A few days ago I finished watching “13 Reasons Why”. I won’t give any spoilers, but it is a show about a girl who committed suicide (this is revealed in the first episode) giving her 13 reasons why she did it. I realize how difficult it is to live with mental illness, but it can be just as difficult to see someone you love struggle. You may not know what to do or say, and that makes you feel even more hopeless.
I don’t think I can articulate just how grateful I am for my support system (my pillars). I have no doubt in my mind that if it weren’t for them, I would have been long gone by now. If someone you love is struggling and you don’t know how you can help, I hope this can give you some insight and guidance. Here is a (very condensed) breakdown of what I feel helped me the most.
- A warm and supportive environment free of judgement. I felt like I could open up to my parents. When I did, they remained calm. When I showed them my self-harming scars, they didn’t get angry. They listened and embraced me when I cried. When I felt I was ready, they took me to my GP who then referred me to a psychiatrist. That was the start of my journey to recovery.
- Open conversation free of judgement. My friends and family let me speak about what I was going through and didn’t treat me any differently. They didn’t tiptoe around me afterwards (which I know would have made me feel worse and even more of a burden).
- Validation (free of judgement). Validation is to recognize or affirm that someones feelings are, essentially, valid. I was once surrounded by people who told me I was “crazy” or “overreacting” and this was such a damaging, invalidating environment to be in.

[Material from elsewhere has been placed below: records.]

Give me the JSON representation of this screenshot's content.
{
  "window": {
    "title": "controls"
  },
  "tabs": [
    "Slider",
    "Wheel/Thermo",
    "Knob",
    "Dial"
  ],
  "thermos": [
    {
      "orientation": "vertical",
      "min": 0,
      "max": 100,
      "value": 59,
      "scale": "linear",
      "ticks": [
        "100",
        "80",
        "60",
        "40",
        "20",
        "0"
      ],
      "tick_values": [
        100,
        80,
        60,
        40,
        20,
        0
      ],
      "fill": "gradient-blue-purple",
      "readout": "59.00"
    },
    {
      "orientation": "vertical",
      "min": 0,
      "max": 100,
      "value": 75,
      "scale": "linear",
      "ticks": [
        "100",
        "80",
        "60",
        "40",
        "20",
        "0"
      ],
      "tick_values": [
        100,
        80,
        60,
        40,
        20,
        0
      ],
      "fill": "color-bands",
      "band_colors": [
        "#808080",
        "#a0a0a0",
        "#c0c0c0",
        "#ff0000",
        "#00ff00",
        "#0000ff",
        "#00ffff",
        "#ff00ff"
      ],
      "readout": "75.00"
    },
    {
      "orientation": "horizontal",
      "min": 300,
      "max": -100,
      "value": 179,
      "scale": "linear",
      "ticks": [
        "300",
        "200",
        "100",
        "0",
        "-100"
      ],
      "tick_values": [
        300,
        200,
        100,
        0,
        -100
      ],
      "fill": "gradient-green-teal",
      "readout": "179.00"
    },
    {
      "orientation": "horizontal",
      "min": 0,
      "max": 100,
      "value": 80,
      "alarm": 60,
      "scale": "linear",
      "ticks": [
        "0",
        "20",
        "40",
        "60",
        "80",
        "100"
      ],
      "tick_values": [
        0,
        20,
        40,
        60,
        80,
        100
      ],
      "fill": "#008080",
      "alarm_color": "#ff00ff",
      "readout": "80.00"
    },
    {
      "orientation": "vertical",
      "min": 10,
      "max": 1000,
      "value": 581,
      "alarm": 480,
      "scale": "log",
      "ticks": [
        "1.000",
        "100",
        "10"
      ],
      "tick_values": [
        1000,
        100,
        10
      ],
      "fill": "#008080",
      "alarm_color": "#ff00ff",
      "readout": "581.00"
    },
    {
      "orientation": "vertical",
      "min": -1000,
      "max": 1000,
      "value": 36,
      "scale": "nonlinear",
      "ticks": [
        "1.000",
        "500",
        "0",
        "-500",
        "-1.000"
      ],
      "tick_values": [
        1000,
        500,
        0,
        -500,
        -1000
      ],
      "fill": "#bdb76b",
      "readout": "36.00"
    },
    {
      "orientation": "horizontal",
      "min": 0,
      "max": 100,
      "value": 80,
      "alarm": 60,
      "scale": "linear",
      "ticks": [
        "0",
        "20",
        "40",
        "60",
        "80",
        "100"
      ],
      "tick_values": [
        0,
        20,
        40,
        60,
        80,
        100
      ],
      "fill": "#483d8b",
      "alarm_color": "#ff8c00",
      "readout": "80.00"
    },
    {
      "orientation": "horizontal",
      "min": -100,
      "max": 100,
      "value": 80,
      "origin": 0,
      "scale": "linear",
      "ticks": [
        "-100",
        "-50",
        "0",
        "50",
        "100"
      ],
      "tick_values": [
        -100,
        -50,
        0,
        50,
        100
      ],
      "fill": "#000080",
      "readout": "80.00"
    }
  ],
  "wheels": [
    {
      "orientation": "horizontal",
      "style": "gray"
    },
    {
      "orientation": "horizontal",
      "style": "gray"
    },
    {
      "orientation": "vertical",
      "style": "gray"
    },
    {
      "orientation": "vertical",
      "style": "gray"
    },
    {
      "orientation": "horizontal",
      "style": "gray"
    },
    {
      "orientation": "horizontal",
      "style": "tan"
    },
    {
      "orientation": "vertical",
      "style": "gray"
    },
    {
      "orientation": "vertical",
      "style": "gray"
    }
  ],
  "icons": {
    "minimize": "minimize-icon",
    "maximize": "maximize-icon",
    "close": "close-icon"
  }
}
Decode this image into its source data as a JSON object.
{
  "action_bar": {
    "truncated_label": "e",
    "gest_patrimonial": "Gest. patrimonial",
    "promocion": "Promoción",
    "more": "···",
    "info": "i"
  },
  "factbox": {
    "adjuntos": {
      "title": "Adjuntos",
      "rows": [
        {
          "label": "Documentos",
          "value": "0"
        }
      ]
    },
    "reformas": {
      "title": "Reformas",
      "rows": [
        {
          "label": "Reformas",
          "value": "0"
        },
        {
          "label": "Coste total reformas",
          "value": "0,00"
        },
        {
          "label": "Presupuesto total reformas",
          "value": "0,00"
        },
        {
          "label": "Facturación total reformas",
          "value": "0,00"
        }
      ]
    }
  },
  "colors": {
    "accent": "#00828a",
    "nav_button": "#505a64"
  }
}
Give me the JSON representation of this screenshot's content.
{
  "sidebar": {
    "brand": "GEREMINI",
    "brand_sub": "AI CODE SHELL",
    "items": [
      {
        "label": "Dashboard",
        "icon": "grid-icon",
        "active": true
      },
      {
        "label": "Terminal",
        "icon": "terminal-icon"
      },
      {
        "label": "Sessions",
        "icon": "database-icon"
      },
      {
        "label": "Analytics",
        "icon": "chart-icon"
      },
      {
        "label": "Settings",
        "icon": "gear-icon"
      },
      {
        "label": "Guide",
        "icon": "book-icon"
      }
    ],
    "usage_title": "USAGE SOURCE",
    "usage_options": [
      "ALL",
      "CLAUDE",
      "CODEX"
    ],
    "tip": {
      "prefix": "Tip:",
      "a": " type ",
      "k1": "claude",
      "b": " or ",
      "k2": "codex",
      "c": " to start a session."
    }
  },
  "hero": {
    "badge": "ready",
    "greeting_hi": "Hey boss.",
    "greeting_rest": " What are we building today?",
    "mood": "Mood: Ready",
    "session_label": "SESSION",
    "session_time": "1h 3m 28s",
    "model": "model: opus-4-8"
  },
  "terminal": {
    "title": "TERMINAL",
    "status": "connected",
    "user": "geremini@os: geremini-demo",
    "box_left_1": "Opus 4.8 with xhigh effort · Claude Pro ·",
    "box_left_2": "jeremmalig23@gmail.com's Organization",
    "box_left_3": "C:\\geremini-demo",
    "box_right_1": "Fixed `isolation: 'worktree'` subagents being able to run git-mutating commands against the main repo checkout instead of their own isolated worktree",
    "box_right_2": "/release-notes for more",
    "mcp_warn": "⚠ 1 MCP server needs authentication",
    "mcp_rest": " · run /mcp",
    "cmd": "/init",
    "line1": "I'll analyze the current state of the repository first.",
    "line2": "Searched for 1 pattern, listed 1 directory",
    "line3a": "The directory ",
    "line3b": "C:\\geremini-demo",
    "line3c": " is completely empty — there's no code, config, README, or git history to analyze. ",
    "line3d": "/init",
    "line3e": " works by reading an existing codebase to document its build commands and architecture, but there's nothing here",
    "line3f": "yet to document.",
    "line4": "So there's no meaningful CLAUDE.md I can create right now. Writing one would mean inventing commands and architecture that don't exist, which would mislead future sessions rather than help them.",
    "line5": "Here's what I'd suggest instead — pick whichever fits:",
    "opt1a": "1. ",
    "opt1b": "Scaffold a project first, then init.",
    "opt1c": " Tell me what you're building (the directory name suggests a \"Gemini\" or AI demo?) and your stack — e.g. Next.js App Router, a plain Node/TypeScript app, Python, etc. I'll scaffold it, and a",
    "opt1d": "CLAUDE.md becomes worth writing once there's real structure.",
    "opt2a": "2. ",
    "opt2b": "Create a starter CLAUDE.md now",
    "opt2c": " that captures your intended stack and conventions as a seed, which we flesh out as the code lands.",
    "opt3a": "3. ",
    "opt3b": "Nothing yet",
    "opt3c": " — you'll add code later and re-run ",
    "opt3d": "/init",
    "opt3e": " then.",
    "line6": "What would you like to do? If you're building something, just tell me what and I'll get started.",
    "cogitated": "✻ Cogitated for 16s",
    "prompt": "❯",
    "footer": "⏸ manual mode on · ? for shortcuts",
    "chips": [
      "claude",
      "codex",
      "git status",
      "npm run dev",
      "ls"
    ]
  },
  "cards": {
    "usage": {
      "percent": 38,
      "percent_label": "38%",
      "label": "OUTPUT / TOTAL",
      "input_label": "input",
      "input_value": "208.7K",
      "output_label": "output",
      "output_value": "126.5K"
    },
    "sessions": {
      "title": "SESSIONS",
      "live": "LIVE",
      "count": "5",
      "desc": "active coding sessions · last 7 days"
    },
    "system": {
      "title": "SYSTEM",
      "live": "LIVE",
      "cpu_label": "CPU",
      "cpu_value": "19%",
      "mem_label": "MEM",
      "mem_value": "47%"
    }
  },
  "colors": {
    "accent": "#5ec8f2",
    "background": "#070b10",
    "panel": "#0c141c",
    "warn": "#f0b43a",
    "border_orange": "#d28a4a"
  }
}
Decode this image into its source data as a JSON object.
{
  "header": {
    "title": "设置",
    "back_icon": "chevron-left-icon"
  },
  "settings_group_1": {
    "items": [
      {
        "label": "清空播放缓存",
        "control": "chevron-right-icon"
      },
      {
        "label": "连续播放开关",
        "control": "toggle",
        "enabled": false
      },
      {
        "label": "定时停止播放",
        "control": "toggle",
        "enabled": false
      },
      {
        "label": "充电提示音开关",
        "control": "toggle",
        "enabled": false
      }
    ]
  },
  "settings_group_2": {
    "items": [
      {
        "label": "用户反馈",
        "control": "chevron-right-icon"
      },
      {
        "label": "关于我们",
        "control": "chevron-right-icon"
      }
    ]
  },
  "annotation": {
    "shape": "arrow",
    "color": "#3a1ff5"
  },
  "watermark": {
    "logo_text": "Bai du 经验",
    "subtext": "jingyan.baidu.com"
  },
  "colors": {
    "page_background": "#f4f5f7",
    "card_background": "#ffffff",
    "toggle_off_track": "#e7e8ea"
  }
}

Individuals with mental illnesses are often having very understandable reactions to their circumstances. It could be an inability to regulate emotions, imbalanced chemicals in their brain, or a traumatic past. People don’t feel suicidal, hurt themselves, or withdraw because they want to.